= What to produce =
Word for word, retype the tail of the data below, starting with the line that has "What data populates" and including the last line.

Interface dataset entries
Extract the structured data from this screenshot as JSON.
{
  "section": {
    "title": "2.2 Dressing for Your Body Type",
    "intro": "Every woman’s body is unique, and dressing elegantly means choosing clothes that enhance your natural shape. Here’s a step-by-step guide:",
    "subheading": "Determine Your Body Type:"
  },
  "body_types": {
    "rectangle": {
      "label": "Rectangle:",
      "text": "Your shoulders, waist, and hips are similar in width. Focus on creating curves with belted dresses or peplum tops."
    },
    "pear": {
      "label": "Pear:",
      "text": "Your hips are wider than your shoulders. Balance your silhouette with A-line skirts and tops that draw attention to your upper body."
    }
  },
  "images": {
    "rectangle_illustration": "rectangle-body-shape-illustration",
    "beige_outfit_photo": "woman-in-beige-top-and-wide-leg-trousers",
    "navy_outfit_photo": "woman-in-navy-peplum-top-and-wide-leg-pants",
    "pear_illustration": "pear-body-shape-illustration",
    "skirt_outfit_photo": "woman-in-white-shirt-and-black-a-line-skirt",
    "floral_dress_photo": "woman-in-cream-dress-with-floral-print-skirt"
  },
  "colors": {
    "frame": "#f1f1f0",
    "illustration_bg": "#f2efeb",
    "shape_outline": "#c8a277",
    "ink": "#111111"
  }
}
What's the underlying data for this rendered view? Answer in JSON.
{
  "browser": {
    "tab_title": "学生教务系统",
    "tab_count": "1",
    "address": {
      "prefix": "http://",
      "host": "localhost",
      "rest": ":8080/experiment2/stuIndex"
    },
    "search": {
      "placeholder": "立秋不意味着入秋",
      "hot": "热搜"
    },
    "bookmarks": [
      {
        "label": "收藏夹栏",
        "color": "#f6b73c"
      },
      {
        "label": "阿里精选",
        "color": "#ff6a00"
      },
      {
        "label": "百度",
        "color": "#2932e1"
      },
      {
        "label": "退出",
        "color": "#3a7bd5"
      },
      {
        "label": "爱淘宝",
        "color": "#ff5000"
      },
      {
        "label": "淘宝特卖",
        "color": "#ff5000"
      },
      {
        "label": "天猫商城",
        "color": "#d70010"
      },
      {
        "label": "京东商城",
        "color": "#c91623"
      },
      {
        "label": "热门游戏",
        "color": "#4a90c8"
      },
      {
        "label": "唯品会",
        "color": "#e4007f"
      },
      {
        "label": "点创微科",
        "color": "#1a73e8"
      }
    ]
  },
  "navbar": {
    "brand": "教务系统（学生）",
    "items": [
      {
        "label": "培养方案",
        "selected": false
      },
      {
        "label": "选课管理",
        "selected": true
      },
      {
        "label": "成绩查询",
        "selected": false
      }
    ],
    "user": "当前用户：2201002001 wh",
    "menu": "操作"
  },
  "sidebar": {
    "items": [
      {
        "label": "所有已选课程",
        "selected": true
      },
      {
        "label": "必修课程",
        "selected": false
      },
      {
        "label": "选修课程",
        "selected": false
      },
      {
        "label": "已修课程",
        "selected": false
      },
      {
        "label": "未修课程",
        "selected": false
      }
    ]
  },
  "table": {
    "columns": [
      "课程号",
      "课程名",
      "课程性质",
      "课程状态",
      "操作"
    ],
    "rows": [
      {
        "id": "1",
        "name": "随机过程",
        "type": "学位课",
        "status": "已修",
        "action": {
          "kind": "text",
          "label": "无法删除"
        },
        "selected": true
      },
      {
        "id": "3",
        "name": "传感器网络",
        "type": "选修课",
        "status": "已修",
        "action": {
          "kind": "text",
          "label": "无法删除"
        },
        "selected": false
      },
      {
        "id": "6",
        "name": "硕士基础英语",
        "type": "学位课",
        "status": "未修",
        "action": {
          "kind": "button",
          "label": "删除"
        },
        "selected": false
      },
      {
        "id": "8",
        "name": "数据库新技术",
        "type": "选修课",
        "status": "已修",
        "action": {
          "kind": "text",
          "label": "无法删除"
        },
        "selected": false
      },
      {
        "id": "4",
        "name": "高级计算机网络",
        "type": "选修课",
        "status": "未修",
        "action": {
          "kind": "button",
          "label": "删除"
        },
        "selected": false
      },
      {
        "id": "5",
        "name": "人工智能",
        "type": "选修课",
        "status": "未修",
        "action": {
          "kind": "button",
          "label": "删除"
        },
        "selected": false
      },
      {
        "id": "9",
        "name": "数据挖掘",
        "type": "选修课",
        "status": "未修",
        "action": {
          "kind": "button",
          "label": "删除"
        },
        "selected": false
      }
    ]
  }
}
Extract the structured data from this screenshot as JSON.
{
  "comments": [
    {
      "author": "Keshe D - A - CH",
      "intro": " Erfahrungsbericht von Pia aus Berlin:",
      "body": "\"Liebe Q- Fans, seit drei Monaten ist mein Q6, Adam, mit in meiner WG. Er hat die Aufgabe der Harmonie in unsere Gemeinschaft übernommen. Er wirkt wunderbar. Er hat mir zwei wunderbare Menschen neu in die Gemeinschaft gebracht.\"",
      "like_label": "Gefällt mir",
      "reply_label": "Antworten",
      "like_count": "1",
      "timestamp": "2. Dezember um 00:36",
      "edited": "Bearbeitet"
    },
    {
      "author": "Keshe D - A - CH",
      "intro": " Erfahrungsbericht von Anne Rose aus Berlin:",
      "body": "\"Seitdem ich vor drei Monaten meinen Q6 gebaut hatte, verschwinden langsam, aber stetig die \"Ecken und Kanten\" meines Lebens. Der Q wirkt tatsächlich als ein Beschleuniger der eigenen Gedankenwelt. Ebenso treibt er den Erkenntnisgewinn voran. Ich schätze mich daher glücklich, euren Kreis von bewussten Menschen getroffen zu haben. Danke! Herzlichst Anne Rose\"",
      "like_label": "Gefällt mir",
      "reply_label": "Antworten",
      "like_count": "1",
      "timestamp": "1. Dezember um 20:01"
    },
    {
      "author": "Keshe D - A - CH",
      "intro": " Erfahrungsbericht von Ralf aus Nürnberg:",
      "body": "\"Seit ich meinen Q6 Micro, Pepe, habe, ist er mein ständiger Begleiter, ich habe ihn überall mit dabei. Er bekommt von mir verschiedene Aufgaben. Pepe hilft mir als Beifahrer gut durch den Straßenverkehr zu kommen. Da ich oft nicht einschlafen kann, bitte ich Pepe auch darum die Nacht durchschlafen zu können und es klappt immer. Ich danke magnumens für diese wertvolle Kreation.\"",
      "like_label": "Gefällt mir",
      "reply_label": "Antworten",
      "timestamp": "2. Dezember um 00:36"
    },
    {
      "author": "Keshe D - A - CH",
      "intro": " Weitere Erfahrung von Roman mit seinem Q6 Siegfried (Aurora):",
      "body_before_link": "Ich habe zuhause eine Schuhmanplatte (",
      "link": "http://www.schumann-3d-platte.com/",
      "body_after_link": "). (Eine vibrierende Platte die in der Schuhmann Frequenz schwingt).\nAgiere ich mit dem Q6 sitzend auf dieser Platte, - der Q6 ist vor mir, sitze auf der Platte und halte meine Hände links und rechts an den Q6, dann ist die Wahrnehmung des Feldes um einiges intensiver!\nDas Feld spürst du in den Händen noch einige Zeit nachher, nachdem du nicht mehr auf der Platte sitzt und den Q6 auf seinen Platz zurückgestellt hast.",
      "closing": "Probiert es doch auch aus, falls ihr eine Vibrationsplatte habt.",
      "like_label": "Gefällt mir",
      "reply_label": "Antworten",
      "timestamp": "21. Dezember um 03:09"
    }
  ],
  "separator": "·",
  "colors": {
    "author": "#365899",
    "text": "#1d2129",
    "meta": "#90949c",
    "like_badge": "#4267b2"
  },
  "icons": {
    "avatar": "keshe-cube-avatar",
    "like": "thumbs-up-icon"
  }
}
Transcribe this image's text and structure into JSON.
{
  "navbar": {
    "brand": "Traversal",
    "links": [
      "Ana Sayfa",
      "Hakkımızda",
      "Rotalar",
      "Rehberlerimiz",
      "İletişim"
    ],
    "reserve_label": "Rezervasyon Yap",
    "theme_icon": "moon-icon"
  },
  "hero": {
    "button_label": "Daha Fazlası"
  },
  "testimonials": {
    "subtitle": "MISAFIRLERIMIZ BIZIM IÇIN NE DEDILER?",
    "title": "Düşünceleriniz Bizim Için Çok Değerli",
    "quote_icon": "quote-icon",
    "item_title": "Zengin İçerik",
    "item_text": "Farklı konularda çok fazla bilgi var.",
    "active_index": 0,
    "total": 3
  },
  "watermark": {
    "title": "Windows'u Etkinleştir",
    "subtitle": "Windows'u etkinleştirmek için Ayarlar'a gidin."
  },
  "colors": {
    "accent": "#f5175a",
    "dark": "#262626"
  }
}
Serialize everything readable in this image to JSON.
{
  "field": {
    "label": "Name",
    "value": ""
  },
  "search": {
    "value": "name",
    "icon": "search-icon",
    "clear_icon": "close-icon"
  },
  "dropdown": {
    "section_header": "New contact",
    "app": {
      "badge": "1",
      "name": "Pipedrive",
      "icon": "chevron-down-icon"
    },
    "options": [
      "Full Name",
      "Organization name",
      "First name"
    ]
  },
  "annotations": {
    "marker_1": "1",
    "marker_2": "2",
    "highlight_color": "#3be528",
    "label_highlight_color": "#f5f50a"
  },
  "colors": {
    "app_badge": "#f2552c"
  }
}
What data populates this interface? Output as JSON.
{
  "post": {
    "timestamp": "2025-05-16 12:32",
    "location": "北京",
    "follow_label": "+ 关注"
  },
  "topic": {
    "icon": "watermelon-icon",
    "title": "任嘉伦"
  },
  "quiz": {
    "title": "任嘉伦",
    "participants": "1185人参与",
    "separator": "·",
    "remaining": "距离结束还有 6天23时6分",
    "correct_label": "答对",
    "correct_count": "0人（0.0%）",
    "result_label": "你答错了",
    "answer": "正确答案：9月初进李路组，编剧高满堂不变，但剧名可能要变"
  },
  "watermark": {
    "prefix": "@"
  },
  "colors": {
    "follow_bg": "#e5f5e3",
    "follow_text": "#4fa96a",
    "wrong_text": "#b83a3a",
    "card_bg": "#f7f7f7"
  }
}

= Exercise result =
What data populates this interface? Output as JSON.
{
  "post": {
    "timestamp": "2025-05-16 12:32",
    "location": "北京",
    "follow_label": "+ 关注"
  },
  "topic": {
    "icon": "watermelon-icon",
    "title": "任嘉伦"
  },
  "quiz": {
    "title": "任嘉伦",
    "participants": "1185人参与",
    "separator": "·",
    "remaining": "距离结束还有 6天23时6分",
    "correct_label": "答对",
    "correct_count": "0人（0.0%）",
    "result_label": "你答错了",
    "answer": "正确答案：9月初进李路组，编剧高满堂不变，但剧名可能要变"
  },
  "watermark": {
    "prefix": "@"
  },
  "colors": {
    "follow_bg": "#e5f5e3",
    "follow_text": "#4fa96a",
    "wrong_text": "#b83a3a",
    "card_bg": "#f7f7f7"
  }
}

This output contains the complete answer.